A few things to consider when deciding on an
Consider the size requirement of the species you are
getting. Remember most chameleons are arboreal (tree dwellers) and
prefer height over length. A good size is calculated by using the
guide (HBL = snout to vent length or base of tail)
For arboreal (height loving tree dwellers) species
short side of bottom = 3 x HBL - long side of
bottom = 4 x HBL - height = 6 x HBL
For terrestrial (ground dwellers) species i.e. Brookesia
short side of bottom = 4 x HBL - long side of
bottom = 6 x HBL - height = 4 x HBL
A good cage for chameleons will be
screen on at least three sides- they need fresh air, avoid glass and
plexi-glass - the reflection causes stress (seeing another cham) and
You should be able to maintain a
noticeable temperature gradient - depending on species some as much
as 30 degrees from basking spot to cool down.
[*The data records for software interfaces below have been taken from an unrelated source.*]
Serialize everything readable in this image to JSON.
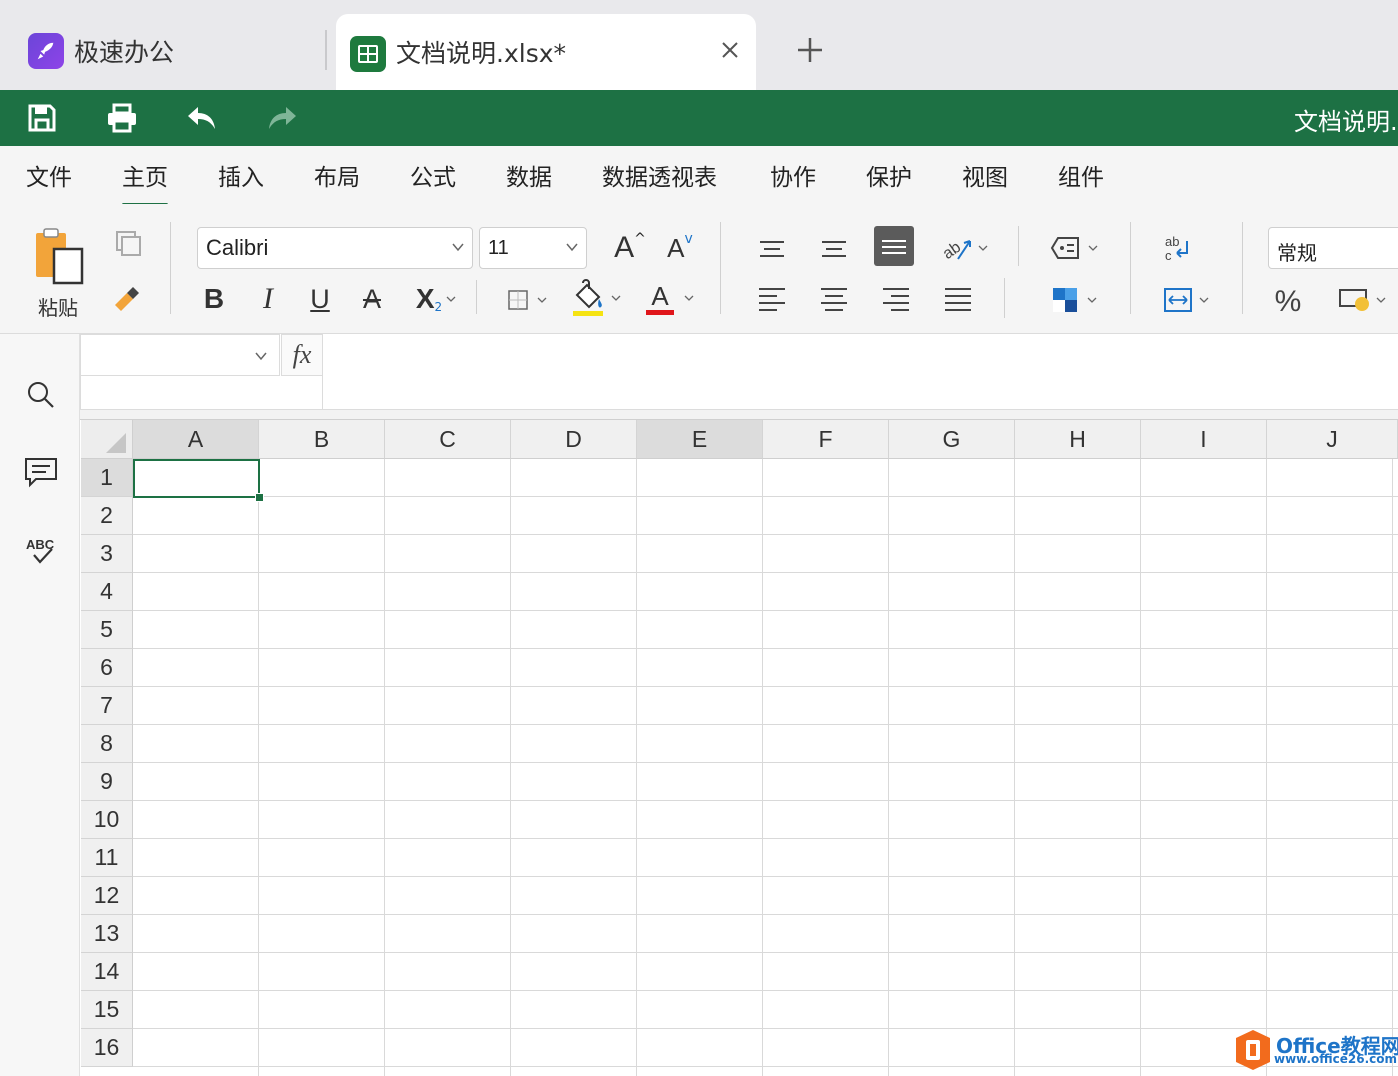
{
  "tabs": {
    "home_label": "极速办公",
    "doc_label": "文档说明.xlsx*"
  },
  "titlebar": {
    "doc_title": "文档说明."
  },
  "menu": {
    "items": [
      "文件",
      "主页",
      "插入",
      "布局",
      "公式",
      "数据",
      "数据透视表",
      "协作",
      "保护",
      "视图",
      "组件"
    ],
    "active": "主页"
  },
  "ribbon": {
    "paste_label": "粘贴",
    "font_name": "Calibri",
    "font_size": "11",
    "number_format": "常规",
    "bold": "B",
    "italic": "I",
    "underline": "U",
    "strike": "A",
    "subscript": "X",
    "grow": "A",
    "shrink": "A",
    "font_color": "A",
    "percent": "%"
  },
  "formula_bar": {
    "fx_label": "fx",
    "name_box_value": "",
    "formula_value": ""
  },
  "grid": {
    "columns": [
      "A",
      "B",
      "C",
      "D",
      "E",
      "F",
      "G",
      "H",
      "I",
      "J"
    ],
    "rows": [
      "1",
      "2",
      "3",
      "4",
      "5",
      "6",
      "7",
      "8",
      "9",
      "10",
      "11",
      "12",
      "13",
      "14",
      "15",
      "16"
    ],
    "selected_columns": [
      "A",
      "E"
    ],
    "selected_row": "1",
    "active_cell": "A1"
  },
  "watermark": {
    "title": "Office教程网",
    "url": "www.office26.com"
  },
  "colors": {
    "brand_green": "#1d7144",
    "app_purple": "#7b4be0",
    "watermark_blue": "#1e74c8",
    "watermark_orange": "#f26b1d"
  }
}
Remember they regulate
their body temp (cold blooded) thru basking.
It should allow good humidity
control, not too open and not all solid walls.
It should be able to sustain a lot of
watering without rotting or rusting.
It is best if feeder insects can not
escape, but the screening used should be open enough not to cause
injury to your cham's feet and resistant to crickets eating it.
You should be able to place a basking
light and/or a UVB light on it without melting or burning the walls.
You should be able to view your
chameleons but there should be plenty of leafy cover for them to
hide in. They do not need ground cover i.e. hollow logs.
They do not need water bowls or
bottles, they drink droplets off of misted leaves (moving water).
They need lots of various size
branches and vines to climb around on. This lets them exercise those
very strong hands and legs.
Substrates are not recommended with
chameleons. They can be ingested and cause impaction leading to
Live plants are recommended. some
species of chameleons will actually EAT the plants. If a tropical
house plant can not survive in your enclosure then it is not right
for the chameleon either. Most have very similar requirements.
You need a to use BOTH a
basking light a regular 60 to 100 watt light (depending on the size
of your cage and species of cham) works fine and florescent (ZooMed's
REPTISUN 5.0 ) UV lighting.